Stress Signs & How to Lower Your Stress – includes a free patient information PDF!

Download the free patient handout PDF near the end of this article!

stressed cartoon womanStress is what you feel when you react to pressure. Pressure can come from things like work, family, money, illness, or from an internal need such as wanting to achieve a goal, wanting to fit in, or the way you feel about yourself. Everyone handles stress differently.

The Stress Response

The Stress Response floods your body with chemicals made to prepare you for “fight or flight”. This helps you react quickly under pressure, gets you ready to meet challenges, and it is helpful in true emergencies. The Stress Response is a normal reaction, but it can be harmful if it goes on too long.

After the pressure or emergency situation has passed the Stress Response is supposed to turn off so your body can rest. If your body is constantly in “fight of flight” mode it can wear your body down. If this continues for a long time it can have negative affects on your physical health and wellbeing.

Signs Your Stress Response is Overworking

Change in Feelings

  • Feeling sad, edgy, irritable, anxious, or panicked, much of the time
  • Blaming other people for bad things that happen to you

Symptoms of Depression

  • Only seeing the down side of situations
  • Feeling like things that you used to enjoy aren't fun now

Physical Ailments

  • Dry mouth or skin problems
  • Loss of appetite or need to eat constantly
  • Headaches, stomachaches, diarrhea or constipation
  • Trouble sleeping

How Stress Harms Your Health

Stress can contribute to the following conditions:

  • Anxiety Disorder
  • Depression
  • Diabetes
  • Hair loss
  • Heart disease
  • Hyperthyroidism
  • Sexual Dysfunction
  • Tooth and gum disease
  • Ulcers
  • Weight gain or loss

How to Lower Your Stress Level

You can print copies of this PDF handout for your patients, to reinforce what you have told them.
Get Adobe Reader

Don’t Over Schedule Yourself
Leave room in your life for the things you like to do, for things that make you laugh, and for moments with friends and family.

Make a List and Ask for Help
Make a list of all the things that have to get done.

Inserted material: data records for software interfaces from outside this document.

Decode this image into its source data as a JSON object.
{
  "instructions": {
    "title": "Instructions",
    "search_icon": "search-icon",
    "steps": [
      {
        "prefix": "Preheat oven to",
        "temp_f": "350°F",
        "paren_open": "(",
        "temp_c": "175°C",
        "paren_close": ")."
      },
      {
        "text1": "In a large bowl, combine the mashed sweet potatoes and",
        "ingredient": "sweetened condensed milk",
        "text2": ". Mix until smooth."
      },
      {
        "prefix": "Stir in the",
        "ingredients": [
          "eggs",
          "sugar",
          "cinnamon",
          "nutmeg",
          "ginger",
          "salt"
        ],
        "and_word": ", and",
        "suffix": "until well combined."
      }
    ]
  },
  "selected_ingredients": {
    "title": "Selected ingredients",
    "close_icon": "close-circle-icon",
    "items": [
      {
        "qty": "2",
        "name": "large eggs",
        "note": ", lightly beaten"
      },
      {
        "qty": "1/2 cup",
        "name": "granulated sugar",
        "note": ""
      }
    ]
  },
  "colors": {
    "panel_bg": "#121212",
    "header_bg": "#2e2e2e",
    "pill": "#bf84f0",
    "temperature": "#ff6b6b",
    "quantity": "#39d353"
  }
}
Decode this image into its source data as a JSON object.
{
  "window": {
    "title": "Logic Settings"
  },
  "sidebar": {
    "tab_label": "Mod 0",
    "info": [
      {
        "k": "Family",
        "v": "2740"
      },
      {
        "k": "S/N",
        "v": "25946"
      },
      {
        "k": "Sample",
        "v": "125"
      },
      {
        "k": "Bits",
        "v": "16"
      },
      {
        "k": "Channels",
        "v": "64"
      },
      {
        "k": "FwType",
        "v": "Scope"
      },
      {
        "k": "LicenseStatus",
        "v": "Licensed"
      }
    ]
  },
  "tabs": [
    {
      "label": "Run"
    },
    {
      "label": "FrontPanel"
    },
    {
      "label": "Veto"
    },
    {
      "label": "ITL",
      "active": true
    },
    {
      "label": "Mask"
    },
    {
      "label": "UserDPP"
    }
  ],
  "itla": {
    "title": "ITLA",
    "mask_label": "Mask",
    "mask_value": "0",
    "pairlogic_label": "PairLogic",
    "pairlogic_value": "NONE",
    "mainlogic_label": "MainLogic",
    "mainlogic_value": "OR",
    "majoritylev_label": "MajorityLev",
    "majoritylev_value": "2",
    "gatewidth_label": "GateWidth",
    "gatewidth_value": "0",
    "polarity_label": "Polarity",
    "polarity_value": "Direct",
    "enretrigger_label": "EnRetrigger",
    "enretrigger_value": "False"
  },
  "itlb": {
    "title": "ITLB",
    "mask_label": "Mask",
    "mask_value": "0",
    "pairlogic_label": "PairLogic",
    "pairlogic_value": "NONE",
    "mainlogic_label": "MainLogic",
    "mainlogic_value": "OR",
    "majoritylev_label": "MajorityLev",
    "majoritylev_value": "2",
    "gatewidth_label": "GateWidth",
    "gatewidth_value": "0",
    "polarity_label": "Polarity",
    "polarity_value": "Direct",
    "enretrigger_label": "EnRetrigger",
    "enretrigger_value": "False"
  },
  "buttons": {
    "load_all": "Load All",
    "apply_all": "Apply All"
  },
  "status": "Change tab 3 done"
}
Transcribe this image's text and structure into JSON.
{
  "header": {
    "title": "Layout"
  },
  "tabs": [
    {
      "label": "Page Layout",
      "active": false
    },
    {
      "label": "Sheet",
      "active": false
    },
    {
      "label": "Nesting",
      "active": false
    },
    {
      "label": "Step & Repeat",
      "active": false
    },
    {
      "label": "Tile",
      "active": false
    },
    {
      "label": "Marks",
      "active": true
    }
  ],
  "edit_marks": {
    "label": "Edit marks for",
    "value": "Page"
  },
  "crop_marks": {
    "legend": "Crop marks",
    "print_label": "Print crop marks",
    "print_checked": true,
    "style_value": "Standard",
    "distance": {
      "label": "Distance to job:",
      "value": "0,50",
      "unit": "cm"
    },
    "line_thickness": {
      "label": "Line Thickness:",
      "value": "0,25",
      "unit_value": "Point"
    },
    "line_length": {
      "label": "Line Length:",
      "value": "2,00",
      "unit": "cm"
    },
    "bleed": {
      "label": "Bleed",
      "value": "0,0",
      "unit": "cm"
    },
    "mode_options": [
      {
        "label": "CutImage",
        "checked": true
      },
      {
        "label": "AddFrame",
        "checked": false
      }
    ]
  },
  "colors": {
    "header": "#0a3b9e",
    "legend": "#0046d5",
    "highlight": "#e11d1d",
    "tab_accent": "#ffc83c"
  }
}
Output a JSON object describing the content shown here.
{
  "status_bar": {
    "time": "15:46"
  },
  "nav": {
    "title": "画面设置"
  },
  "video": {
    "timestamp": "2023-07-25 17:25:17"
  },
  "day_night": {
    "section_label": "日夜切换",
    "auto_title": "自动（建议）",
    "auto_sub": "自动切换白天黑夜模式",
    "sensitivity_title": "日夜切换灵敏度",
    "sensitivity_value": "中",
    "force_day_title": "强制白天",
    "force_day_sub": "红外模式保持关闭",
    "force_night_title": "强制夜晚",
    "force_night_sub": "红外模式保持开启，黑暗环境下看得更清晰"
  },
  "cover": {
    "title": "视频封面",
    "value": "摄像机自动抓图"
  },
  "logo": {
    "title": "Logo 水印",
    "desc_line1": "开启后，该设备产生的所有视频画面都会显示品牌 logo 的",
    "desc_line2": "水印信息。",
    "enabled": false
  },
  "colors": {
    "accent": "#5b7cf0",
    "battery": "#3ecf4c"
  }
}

Decide which ones are the most important, which are less important and can wait, and which you can get help with. Then work on them one by one.

Have Healthy Habits
Exercise, eat well and get enough sleep.

Take time to unwind and calm down everyday. Try going for walks, reading, doing a craft, sitting and enjoying time with friends or family. Follow the guide below to engage your relaxation response.

Starting a Relaxation Response Practice

The Relaxation Response is a state of rest that is the opposite of the Stress Response. The Relaxation Response tells your body to stop the fight or flight mode.

  1. Set aside 10 to 20 minutes once or twice each day to practice a Relaxation Method.
  2. Try to find a quiet place where you can sit or lie down alone to practice.
  3. zen cartoon womanPick one of the following methods to use. You may need to try a few to see which one you like the best, or you can alternate them. Each can create deep relaxation:
Used with permission from the Community Health Association of Mountain/Plains States (CHAMPS)